----- Task inputs -----
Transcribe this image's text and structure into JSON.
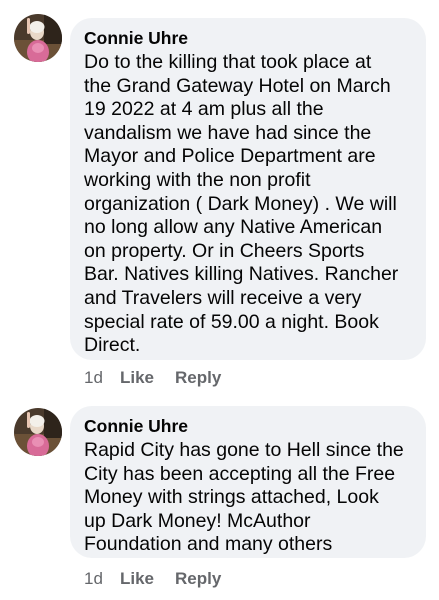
{
  "comments": [
    {
      "author": "Connie Uhre",
      "text": "Do to the killing that took place at\nthe Grand Gateway Hotel on March\n19 2022 at 4 am plus all the\nvandalism we have had since the\nMayor and Police Department are\nworking with the non profit\norganization ( Dark Money)  . We will\nno long allow any Native American\non  property. Or in Cheers Sports\nBar. Natives killing Natives. Rancher\nand Travelers will receive a very\nspecial rate of 59.00 a night. Book\nDirect.",
      "time": "1d",
      "like_label": "Like",
      "reply_label": "Reply"
    },
    {
      "author": "Connie Uhre",
      "text": "Rapid City has gone to Hell since the\nCity has been accepting all the Free\nMoney with strings attached, Look\nup Dark Money! McAuthor\nFoundation and many others",
      "time": "1d",
      "like_label": "Like",
      "reply_label": "Reply"
    }
  ],
  "colors": {
    "bubble": "#f0f2f5",
    "action_text": "#65676b",
    "body_text": "#050505"
  },
  "icons": {
    "avatar": "profile-photo-avatar"
  }
}
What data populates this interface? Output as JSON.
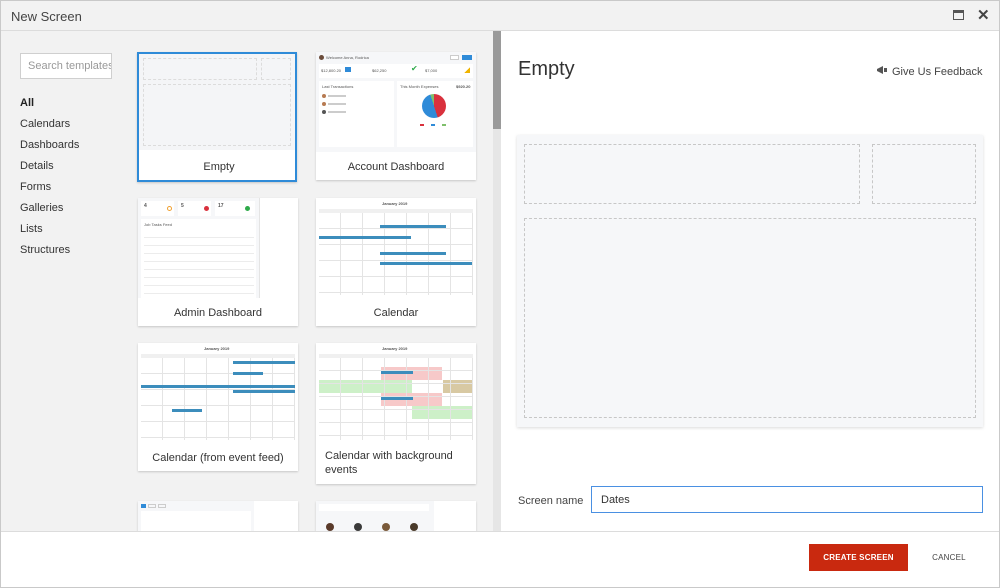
{
  "window": {
    "title": "New Screen"
  },
  "search": {
    "placeholder": "Search templates"
  },
  "categories": [
    "All",
    "Calendars",
    "Dashboards",
    "Details",
    "Forms",
    "Galleries",
    "Lists",
    "Structures"
  ],
  "templates": [
    {
      "label": "Empty"
    },
    {
      "label": "Account Dashboard"
    },
    {
      "label": "Admin Dashboard"
    },
    {
      "label": "Calendar"
    },
    {
      "label": "Calendar (from event feed)"
    },
    {
      "label": "Calendar with background events"
    }
  ],
  "thumbs": {
    "account": {
      "welcome": "Welcome Anna, Rodrica",
      "amount1": "$12,800.20",
      "amount2": "$62,250",
      "amount3": "$7,000",
      "last_tx": "Last Transactions",
      "expenses": "This Month Expenses",
      "total": "$920.20"
    },
    "admin": {
      "n1": "4",
      "n2": "5",
      "n3": "17",
      "list_title": "Job Tasks Feed"
    },
    "calendar": {
      "month": "January 2019",
      "days": [
        "Sun",
        "Mon",
        "Tue",
        "Wed",
        "Thu",
        "Fri",
        "Sat"
      ]
    },
    "cal_feed": {
      "month": "January 2019"
    },
    "cal_bg": {
      "month": "January 2019"
    }
  },
  "preview": {
    "title": "Empty",
    "feedback": "Give Us Feedback"
  },
  "screen_name": {
    "label": "Screen name",
    "value": "Dates"
  },
  "footer": {
    "create": "CREATE SCREEN",
    "cancel": "CANCEL"
  },
  "colors": {
    "accent": "#2f8bd8",
    "create_button": "#c9290f",
    "event_bar": "#3c8dbc",
    "bg_pink": "#f7c9c9",
    "bg_green": "#cdf0c8",
    "bg_tan": "#d8c9a3"
  }
}
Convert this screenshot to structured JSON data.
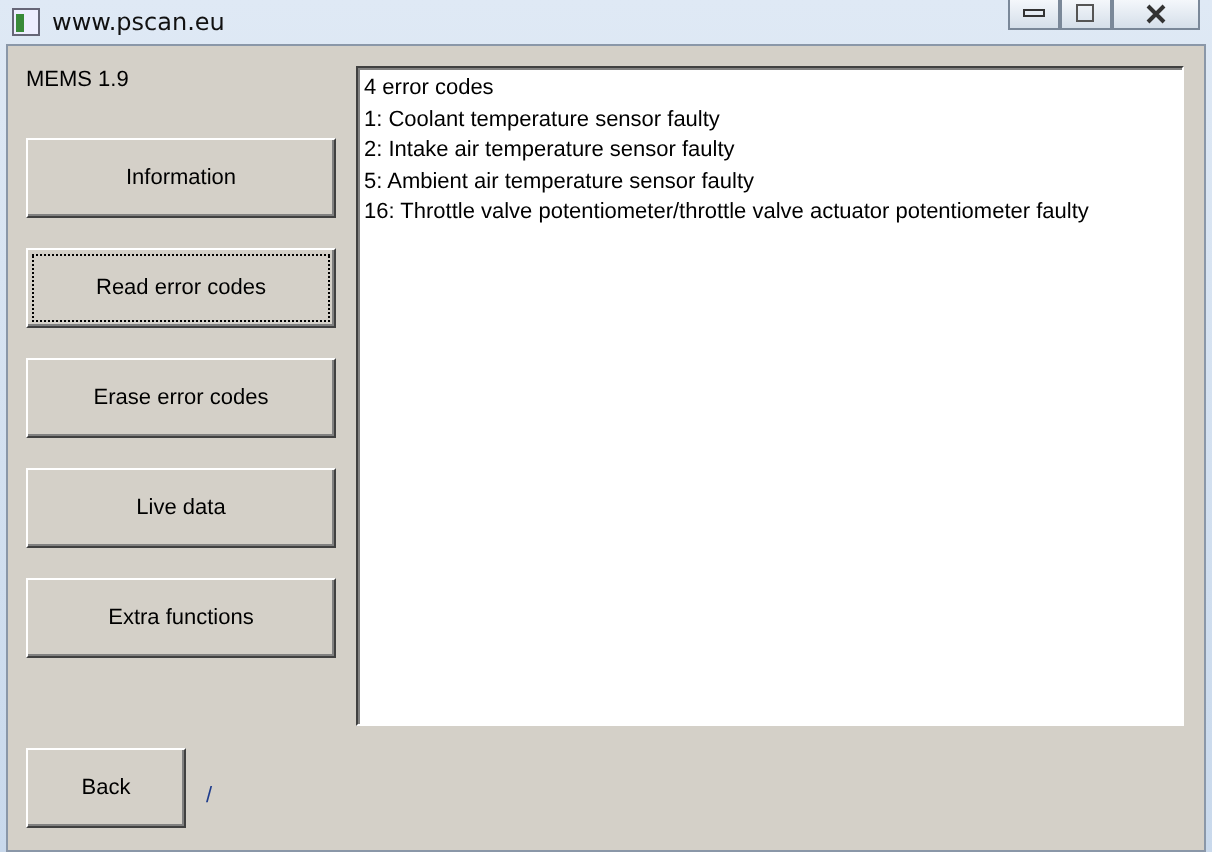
{
  "window": {
    "title": "www.pscan.eu"
  },
  "ecu_label": "MEMS 1.9",
  "menu_buttons": [
    {
      "label": "Information",
      "focused": false
    },
    {
      "label": "Read error codes",
      "focused": true
    },
    {
      "label": "Erase error codes",
      "focused": false
    },
    {
      "label": "Live data",
      "focused": false
    },
    {
      "label": "Extra functions",
      "focused": false
    }
  ],
  "output_lines": [
    "4 error codes",
    "1: Coolant temperature sensor faulty",
    "2: Intake air temperature sensor faulty",
    "5: Ambient air temperature sensor faulty",
    "16: Throttle valve potentiometer/throttle valve actuator potentiometer faulty"
  ],
  "back_button": {
    "label": "Back"
  },
  "status_text": "/"
}
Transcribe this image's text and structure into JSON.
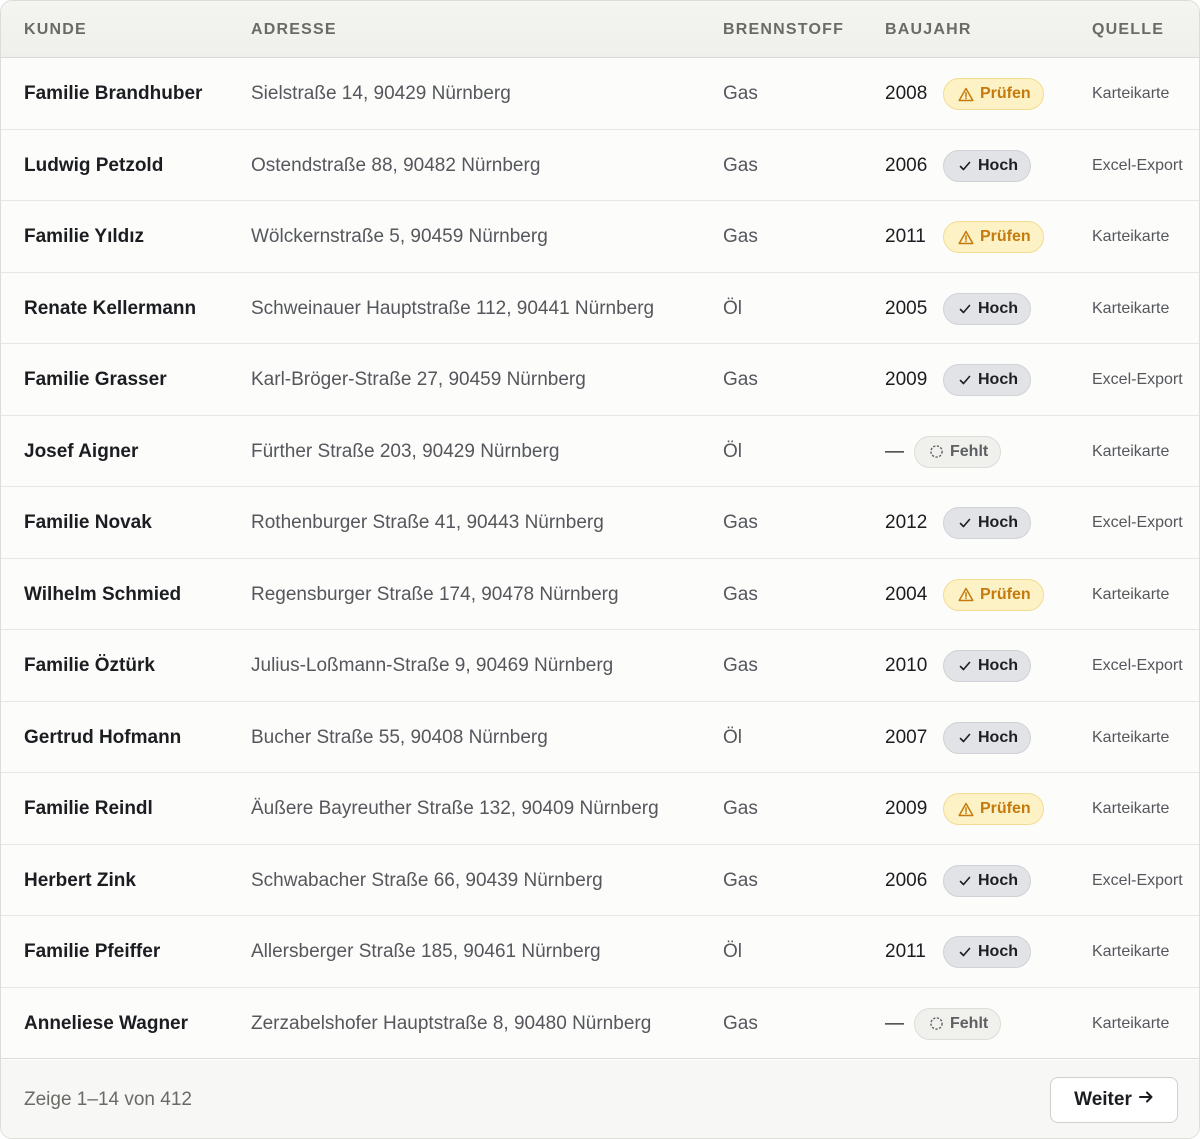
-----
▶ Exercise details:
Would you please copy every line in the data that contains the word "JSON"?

▶ Written response:
Transcribe this image's text and structure into JSON.
What data populates this interface? Output as JSON.
Convert this screenshot to structured JSON data.
Transcribe this image's text and structure into JSON.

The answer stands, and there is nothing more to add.